In January 2020, Colorado added spinal muscular atrophy to the list of 39 diseases for which newborns are screened. Advances in medicine—gene therapies that trigger the body to produce essential proteins—make it possible to save the lives of infants who previously were destined to die. And those treatments work best when given right after birth.
MA: Massachusetts business owners are left wanting more in federal relief funds
The Massachusetts restaurant industry lobbied hard for a grant program that would help eateries recoup losses from prolonged shutdowns during the pandemic. But its rollout was pockmarked with issues—foremost a discrimination lawsuit.
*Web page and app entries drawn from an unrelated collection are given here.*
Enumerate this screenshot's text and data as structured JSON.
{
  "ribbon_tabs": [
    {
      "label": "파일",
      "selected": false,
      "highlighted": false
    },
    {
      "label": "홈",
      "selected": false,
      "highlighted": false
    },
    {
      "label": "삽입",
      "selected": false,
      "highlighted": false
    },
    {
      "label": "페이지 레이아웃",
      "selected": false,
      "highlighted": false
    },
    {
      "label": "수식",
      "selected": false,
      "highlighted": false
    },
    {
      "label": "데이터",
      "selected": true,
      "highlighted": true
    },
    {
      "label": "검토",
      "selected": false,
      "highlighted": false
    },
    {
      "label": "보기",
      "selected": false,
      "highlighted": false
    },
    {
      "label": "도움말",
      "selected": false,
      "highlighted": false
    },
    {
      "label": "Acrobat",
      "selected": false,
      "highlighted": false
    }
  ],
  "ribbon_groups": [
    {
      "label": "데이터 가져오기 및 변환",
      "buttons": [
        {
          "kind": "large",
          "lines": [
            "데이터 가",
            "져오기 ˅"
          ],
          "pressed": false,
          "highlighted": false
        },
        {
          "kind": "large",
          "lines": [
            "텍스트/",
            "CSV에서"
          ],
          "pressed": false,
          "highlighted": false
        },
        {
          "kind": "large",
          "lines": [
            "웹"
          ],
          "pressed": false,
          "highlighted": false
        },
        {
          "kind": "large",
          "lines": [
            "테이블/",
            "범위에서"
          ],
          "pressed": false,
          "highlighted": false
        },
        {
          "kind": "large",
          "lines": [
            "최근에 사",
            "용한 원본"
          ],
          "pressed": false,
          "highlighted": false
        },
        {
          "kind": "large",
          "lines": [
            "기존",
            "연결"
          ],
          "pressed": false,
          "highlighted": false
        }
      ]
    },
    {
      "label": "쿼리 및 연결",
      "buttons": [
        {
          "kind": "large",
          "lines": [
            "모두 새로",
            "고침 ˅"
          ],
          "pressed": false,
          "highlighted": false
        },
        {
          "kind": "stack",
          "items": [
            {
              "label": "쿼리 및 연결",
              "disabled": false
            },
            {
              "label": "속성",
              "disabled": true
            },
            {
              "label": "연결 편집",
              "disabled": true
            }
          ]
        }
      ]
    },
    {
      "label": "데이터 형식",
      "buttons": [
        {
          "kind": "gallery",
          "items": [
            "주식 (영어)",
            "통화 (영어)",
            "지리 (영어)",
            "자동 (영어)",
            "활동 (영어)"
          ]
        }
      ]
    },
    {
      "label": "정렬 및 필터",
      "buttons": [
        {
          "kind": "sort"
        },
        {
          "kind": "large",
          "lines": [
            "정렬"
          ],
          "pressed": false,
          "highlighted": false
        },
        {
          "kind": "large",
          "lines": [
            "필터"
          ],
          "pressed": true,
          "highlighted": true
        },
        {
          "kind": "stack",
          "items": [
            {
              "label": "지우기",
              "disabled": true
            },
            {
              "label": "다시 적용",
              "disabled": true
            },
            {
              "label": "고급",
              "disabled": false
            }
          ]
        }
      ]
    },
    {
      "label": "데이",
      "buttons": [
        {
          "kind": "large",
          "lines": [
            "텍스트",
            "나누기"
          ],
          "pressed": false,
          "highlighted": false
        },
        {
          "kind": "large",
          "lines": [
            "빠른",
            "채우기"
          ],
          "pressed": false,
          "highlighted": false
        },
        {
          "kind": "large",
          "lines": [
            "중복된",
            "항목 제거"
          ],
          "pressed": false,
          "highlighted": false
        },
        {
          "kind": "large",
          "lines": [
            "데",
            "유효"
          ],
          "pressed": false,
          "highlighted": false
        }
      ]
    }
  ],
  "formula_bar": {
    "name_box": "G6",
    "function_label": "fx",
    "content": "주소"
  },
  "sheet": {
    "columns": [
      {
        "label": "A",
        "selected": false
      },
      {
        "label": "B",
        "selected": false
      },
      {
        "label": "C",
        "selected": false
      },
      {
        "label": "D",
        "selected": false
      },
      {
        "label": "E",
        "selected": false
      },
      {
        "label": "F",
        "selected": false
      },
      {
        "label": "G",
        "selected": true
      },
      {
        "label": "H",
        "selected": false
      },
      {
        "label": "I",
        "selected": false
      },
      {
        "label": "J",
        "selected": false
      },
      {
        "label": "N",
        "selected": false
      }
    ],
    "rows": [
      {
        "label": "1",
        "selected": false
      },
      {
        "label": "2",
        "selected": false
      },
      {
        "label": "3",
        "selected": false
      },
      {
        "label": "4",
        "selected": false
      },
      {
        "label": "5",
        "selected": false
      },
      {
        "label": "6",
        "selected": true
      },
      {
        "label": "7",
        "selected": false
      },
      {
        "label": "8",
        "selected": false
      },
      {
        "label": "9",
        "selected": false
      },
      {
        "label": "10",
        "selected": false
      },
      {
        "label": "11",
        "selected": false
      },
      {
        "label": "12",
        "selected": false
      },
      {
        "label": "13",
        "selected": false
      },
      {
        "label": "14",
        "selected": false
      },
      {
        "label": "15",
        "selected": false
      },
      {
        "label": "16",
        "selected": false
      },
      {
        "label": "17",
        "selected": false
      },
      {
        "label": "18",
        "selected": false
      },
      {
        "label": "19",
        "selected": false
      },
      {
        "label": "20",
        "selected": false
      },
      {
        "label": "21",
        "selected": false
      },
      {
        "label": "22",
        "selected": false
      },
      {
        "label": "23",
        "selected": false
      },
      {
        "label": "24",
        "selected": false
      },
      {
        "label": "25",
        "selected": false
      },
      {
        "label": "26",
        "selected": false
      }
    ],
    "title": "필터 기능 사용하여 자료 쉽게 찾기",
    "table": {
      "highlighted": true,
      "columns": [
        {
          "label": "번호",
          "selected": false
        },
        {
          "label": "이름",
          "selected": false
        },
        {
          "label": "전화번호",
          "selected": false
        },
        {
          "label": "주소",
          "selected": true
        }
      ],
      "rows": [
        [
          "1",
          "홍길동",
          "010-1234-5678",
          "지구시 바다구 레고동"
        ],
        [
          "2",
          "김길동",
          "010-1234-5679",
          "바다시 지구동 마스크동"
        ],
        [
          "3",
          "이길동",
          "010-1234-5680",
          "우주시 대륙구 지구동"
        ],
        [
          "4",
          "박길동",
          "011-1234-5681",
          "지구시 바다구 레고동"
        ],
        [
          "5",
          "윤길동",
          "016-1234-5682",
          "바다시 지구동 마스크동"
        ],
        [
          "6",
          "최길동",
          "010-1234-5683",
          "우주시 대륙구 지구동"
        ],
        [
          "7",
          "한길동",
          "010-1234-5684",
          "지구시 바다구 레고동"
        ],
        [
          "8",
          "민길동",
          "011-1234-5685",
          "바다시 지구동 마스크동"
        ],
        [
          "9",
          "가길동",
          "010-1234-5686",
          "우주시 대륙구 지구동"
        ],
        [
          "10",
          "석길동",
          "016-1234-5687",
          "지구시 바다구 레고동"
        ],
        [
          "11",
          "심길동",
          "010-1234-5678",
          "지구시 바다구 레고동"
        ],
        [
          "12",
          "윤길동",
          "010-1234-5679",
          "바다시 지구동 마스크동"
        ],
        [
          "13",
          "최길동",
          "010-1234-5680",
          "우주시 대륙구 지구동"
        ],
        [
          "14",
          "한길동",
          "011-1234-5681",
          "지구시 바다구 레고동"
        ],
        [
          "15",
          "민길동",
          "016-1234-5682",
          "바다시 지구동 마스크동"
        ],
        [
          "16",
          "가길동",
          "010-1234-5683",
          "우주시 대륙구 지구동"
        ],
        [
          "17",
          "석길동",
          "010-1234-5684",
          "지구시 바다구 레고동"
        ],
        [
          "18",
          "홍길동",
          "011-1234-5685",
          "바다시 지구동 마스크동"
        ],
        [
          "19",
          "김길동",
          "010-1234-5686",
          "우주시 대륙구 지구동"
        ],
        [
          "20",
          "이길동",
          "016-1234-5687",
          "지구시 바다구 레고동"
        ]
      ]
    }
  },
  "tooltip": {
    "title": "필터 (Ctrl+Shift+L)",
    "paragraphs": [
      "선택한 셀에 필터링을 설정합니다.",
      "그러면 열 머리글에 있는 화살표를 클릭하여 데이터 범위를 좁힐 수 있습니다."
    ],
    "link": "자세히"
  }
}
In June, the federal government rescinded grants that had been awarded to nearly 3,000 business owners in the priority categories, leaving many in the lurch.
HI: Hawaii worries people aren’t completing food stamp paperwork
The state of Hawaii said people haven’t been completing the paperwork they need to continue receiving food stamps, raising concerns that thousands may be unintentionally cut off from public assistance.
ID: Idaho lawmakers object to employers’ mandatory vaccine rules
Several Idaho lawmakers are speaking out after the announcement of vaccination requirements by some employers. The lawmakers signed a statement that read, in part, “We believe the right to refuse invasive medical procedures, including vaccinations, is paramount to the interests of the employers, employees, and freedoms of the individual in almost all situations.”
IA: Iowa will pay for troopers sent to border in Texas, governor says
Nearly 30 Iowa State Patrol officers are currently deployed to the U.S.-Mexico border in a trip financed by Iowa, said GOP Gov. Kim Reynolds. The officers will stay in Texas for 16 days. Reynolds did not share details about what the state troopers would do during the mission.
RI: Rhode Island governor signs 2 gun safety bills into law
Rhode Island Democratic Gov. Dan McKee signed into law two bills focused on gun safety. The bills ban so-called straw purchases of firearms and prohibit bringing a gun onto school property except in certain cases, including if the carrier is with school security or retired from law enforcement.
WI: Survey shows nearly all University of Wisconsin dorm residents will be vaccinated
A survey conducted by the University of Wisconsin-Madison has found 92.5% of incoming dorm residents will be fully vaccinated against COVID-19 by the start of classes this fall. Nearly 90% of UW-Madison's dorm residents filled out the survey, providing a promising glimpse into how vaccination rates will look despite the University of Wisconsin System's decision to strongly encourage, but not require, the shots.